When the mass grave of 215 children was discovered this past week, I found myself overwhelmed and speechless. I scrolled through endless posts calling out the atrocities feeling that I should also say something, but with no words coming through I do nothing. Pull away from this horrible feeling deep inside of my being, wanting it to just go away.
Looking for something instead to distract me, something pretty like the flowers my friend just posted from her morning walk, or even better something pretty I can buy. The sinking in my gut still there but muted now as I move on, just another senseless tragedy in a sea of others. Nothing changes, nothing will.
Some call this lack of speaking out complacency and they are right. This is how our world has been built. If we pretend hard enough that it isn’t there, ignore it just enough while patting it on the head half-heartedly, there, there we can just get back to normal.
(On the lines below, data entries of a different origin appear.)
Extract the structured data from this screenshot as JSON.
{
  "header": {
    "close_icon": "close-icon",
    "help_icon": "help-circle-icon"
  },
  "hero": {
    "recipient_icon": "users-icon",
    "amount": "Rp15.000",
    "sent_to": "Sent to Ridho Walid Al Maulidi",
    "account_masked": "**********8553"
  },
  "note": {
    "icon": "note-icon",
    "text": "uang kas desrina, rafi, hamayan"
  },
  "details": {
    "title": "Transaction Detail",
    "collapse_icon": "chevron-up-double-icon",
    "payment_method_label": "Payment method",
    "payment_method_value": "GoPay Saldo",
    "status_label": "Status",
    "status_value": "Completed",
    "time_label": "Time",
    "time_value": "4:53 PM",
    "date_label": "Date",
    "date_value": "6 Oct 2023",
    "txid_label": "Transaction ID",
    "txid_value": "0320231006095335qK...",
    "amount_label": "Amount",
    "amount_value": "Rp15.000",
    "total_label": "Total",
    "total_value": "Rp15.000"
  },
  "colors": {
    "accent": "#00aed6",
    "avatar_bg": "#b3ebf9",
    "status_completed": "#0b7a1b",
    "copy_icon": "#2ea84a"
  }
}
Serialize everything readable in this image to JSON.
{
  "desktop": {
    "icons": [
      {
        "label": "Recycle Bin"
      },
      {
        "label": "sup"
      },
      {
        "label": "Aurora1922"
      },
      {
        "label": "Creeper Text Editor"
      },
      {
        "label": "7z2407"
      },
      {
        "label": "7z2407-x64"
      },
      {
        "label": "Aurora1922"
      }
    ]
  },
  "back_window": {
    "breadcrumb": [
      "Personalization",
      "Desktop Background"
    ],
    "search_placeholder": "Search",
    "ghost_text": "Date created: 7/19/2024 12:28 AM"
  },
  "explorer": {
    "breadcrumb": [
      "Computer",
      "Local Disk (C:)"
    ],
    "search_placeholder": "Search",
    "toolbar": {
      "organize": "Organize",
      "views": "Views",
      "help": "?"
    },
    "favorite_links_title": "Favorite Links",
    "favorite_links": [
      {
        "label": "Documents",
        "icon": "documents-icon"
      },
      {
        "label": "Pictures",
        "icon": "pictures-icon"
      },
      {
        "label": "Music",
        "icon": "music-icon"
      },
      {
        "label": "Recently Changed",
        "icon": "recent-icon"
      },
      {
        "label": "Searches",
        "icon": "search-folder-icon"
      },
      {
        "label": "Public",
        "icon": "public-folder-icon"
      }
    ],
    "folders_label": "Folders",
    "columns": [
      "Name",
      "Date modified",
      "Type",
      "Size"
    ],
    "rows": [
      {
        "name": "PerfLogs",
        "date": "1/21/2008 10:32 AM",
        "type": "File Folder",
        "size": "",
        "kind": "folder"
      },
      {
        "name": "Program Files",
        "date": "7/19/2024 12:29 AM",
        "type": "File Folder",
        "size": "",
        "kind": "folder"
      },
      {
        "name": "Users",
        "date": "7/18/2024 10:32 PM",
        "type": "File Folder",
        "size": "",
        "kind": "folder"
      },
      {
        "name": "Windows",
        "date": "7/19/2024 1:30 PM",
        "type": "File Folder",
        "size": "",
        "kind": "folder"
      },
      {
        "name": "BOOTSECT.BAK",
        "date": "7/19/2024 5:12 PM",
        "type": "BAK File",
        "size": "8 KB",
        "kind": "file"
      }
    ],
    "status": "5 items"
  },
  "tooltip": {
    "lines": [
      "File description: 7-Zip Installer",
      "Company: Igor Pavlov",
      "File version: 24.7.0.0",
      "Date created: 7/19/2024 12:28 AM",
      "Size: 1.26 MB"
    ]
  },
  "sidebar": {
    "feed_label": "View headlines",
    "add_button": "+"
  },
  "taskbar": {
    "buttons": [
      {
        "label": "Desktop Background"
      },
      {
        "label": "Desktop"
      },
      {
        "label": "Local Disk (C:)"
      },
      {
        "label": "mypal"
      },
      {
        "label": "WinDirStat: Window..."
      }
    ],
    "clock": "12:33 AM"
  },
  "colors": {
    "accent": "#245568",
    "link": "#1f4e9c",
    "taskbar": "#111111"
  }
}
There is something else happening here though. Something so deeply biologically ingrained in our nervous system, and this is the true source of the problem. When we are faced with an extremely high degree of stress, system overload or in the extreme, life threat our nervous system doesn’t just move into fight or flight the way we think it should, but rather by-passes this system all together. We freeze.
While we may have understood the concept of freeze to be fainting or literally stunned in our tracks unable to move, please remember we are highly evolved beings. Freeze is a shutting down, so while physically we go about our business as usual emotionally we become cut off. Literally unable to process the grief that is so vast we stuff it away, bury it deep, and either pretend or actually believe (the brain is a tricky thing) that it doesn’t exist.
This is the root of our complacency. This is not an excuse. This is an explanation. Even now as I write, a push notification pops up on my phone from the CBC, “after Kamloops, the politics of Indigenous reconciliation will never be the same.” And I say bullshit. The discovery of a mass grave of children will now create change when for years hundreds of families in Canada have been without safe drinking water? When for years a predator(s) has been on the loose kidnapping and murdering an estimated 1000 Indigenous women. When after years of public enquiry about residential schools, where people in power have known that these unmarked graves exist all over the country but now finally one has been unearthed, now we are going to see change?
You see the words, the feelings, the emotions are still there but I don’t know what to do with it all. I don’t feel like I have any power to create change so I don’t. Watching from the sidelines as one group blames the other while rattling off excuses on why it is what it is. And we are back once again in the vicious circle of a few days of sorrow, silence and complacency while waiting for the next tragedy to strike. But this is the great tragedy of our lives, this endless circle, the serpent eating its own tail.
Yet a small ray of hope. In understanding our biological reactions to trauma, we begin to shine the light into those dark corners. We become aware of our response and no longer follow our unconscious mind but rather awaken to the present, the truth of the present.
I may feel helpless against the system that has created these tragedies against humanity. But, I can shine the light against ignorance of what is happening in our own bodies. What our nervous system and brain are doing in an attempt to protect us but instead creating a wave of silence and complacency. However, knowing where this silence and complacency comes from we can no longer look away. Knowledge is power.
Holding these 215 children in my heart. Indigenous children, Indigenous people matter.
If you are interested in learning more about how we process trauma, the impact of generational trauma and how we can begin to heal please reach out. You can also read: Being Trauma Informed posted with my other blogs.